## Data to process
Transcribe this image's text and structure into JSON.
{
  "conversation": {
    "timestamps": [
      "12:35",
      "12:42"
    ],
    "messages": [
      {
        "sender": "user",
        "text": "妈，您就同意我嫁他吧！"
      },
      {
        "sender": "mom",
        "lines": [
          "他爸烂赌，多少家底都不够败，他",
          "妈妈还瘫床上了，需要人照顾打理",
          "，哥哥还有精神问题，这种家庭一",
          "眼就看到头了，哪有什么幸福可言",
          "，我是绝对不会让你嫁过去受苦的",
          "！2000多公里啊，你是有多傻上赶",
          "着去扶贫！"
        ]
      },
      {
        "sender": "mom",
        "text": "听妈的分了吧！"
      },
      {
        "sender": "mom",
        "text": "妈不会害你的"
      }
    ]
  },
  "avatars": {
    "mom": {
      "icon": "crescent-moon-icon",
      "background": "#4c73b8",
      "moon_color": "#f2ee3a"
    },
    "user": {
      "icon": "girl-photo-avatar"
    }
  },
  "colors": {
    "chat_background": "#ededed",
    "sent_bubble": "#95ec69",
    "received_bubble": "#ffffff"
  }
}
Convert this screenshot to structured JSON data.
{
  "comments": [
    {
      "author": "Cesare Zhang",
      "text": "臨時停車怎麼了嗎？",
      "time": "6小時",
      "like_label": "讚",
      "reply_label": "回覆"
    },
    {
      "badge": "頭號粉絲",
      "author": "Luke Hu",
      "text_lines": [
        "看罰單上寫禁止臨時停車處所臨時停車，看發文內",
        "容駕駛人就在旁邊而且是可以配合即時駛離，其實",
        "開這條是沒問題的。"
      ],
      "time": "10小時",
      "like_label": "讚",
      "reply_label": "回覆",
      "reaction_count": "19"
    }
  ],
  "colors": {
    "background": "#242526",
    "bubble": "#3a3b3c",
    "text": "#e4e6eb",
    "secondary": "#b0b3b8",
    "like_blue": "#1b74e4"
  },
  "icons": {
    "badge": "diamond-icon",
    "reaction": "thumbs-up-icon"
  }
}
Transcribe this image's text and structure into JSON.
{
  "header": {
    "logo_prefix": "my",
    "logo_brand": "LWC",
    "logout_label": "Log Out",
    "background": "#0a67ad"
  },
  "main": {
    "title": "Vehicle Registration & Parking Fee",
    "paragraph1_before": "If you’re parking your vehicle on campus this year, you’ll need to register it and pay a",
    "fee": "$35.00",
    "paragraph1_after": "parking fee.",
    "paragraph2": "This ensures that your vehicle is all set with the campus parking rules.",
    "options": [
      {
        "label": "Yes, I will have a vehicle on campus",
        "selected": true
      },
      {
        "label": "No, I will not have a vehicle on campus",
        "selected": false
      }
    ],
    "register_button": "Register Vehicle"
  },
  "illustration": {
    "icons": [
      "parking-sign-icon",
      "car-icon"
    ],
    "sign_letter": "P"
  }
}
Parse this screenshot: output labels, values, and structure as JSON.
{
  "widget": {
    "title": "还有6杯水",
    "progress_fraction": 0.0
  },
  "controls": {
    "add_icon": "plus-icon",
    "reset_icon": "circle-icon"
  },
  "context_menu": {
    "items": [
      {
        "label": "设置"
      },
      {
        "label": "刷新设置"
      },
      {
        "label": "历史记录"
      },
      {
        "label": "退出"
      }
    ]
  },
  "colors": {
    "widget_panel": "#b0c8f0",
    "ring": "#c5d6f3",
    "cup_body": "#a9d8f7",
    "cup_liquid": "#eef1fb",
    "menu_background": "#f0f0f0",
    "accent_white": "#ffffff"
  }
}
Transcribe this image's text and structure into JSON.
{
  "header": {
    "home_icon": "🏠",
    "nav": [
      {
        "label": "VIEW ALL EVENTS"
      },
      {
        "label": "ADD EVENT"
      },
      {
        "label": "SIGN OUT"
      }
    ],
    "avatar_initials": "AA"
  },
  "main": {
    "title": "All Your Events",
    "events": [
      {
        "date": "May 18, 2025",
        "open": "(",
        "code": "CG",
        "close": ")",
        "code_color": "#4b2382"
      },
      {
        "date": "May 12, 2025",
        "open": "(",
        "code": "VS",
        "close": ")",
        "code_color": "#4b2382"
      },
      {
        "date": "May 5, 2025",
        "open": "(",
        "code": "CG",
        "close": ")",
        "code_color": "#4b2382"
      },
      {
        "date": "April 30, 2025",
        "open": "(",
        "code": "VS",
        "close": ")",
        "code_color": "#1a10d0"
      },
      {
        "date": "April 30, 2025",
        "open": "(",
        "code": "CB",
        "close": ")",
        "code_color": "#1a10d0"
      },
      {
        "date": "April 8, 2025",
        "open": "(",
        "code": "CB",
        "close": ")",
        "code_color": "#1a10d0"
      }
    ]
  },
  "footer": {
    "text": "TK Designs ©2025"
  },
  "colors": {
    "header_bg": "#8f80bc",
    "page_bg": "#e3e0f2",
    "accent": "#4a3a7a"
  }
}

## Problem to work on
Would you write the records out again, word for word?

## Solution for this problem
Transcribe this image's text and structure into JSON.
{
  "conversation": {
    "timestamps": [
      "12:35",
      "12:42"
    ],
    "messages": [
      {
        "sender": "user",
        "text": "妈，您就同意我嫁他吧！"
      },
      {
        "sender": "mom",
        "lines": [
          "他爸烂赌，多少家底都不够败，他",
          "妈妈还瘫床上了，需要人照顾打理",
          "，哥哥还有精神问题，这种家庭一",
          "眼就看到头了，哪有什么幸福可言",
          "，我是绝对不会让你嫁过去受苦的",
          "！2000多公里啊，你是有多傻上赶",
          "着去扶贫！"
        ]
      },
      {
        "sender": "mom",
        "text": "听妈的分了吧！"
      },
      {
        "sender": "mom",
        "text": "妈不会害你的"
      }
    ]
  },
  "avatars": {
    "mom": {
      "icon": "crescent-moon-icon",
      "background": "#4c73b8",
      "moon_color": "#f2ee3a"
    },
    "user": {
      "icon": "girl-photo-avatar"
    }
  },
  "colors": {
    "chat_background": "#ededed",
    "sent_bubble": "#95ec69",
    "received_bubble": "#ffffff"
  }
}
Convert this screenshot to structured JSON data.
{
  "comments": [
    {
      "author": "Cesare Zhang",
      "text": "臨時停車怎麼了嗎？",
      "time": "6小時",
      "like_label": "讚",
      "reply_label": "回覆"
    },
    {
      "badge": "頭號粉絲",
      "author": "Luke Hu",
      "text_lines": [
        "看罰單上寫禁止臨時停車處所臨時停車，看發文內",
        "容駕駛人就在旁邊而且是可以配合即時駛離，其實",
        "開這條是沒問題的。"
      ],
      "time": "10小時",
      "like_label": "讚",
      "reply_label": "回覆",
      "reaction_count": "19"
    }
  ],
  "colors": {
    "background": "#242526",
    "bubble": "#3a3b3c",
    "text": "#e4e6eb",
    "secondary": "#b0b3b8",
    "like_blue": "#1b74e4"
  },
  "icons": {
    "badge": "diamond-icon",
    "reaction": "thumbs-up-icon"
  }
}
Transcribe this image's text and structure into JSON.
{
  "header": {
    "logo_prefix": "my",
    "logo_brand": "LWC",
    "logout_label": "Log Out",
    "background": "#0a67ad"
  },
  "main": {
    "title": "Vehicle Registration & Parking Fee",
    "paragraph1_before": "If you’re parking your vehicle on campus this year, you’ll need to register it and pay a",
    "fee": "$35.00",
    "paragraph1_after": "parking fee.",
    "paragraph2": "This ensures that your vehicle is all set with the campus parking rules.",
    "options": [
      {
        "label": "Yes, I will have a vehicle on campus",
        "selected": true
      },
      {
        "label": "No, I will not have a vehicle on campus",
        "selected": false
      }
    ],
    "register_button": "Register Vehicle"
  },
  "illustration": {
    "icons": [
      "parking-sign-icon",
      "car-icon"
    ],
    "sign_letter": "P"
  }
}
Parse this screenshot: output labels, values, and structure as JSON.
{
  "widget": {
    "title": "还有6杯水",
    "progress_fraction": 0.0
  },
  "controls": {
    "add_icon": "plus-icon",
    "reset_icon": "circle-icon"
  },
  "context_menu": {
    "items": [
      {
        "label": "设置"
      },
      {
        "label": "刷新设置"
      },
      {
        "label": "历史记录"
      },
      {
        "label": "退出"
      }
    ]
  },
  "colors": {
    "widget_panel": "#b0c8f0",
    "ring": "#c5d6f3",
    "cup_body": "#a9d8f7",
    "cup_liquid": "#eef1fb",
    "menu_background": "#f0f0f0",
    "accent_white": "#ffffff"
  }
}
Transcribe this image's text and structure into JSON.
{
  "header": {
    "home_icon": "🏠",
    "nav": [
      {
        "label": "VIEW ALL EVENTS"
      },
      {
        "label": "ADD EVENT"
      },
      {
        "label": "SIGN OUT"
      }
    ],
    "avatar_initials": "AA"
  },
  "main": {
    "title": "All Your Events",
    "events": [
      {
        "date": "May 18, 2025",
        "open": "(",
        "code": "CG",
        "close": ")",
        "code_color": "#4b2382"
      },
      {
        "date": "May 12, 2025",
        "open": "(",
        "code": "VS",
        "close": ")",
        "code_color": "#4b2382"
      },
      {
        "date": "May 5, 2025",
        "open": "(",
        "code": "CG",
        "close": ")",
        "code_color": "#4b2382"
      },
      {
        "date": "April 30, 2025",
        "open": "(",
        "code": "VS",
        "close": ")",
        "code_color": "#1a10d0"
      },
      {
        "date": "April 30, 2025",
        "open": "(",
        "code": "CB",
        "close": ")",
        "code_color": "#1a10d0"
      },
      {
        "date": "April 8, 2025",
        "open": "(",
        "code": "CB",
        "close": ")",
        "code_color": "#1a10d0"
      }
    ]
  },
  "footer": {
    "text": "TK Designs ©2025"
  },
  "colors": {
    "header_bg": "#8f80bc",
    "page_bg": "#e3e0f2",
    "accent": "#4a3a7a"
  }
}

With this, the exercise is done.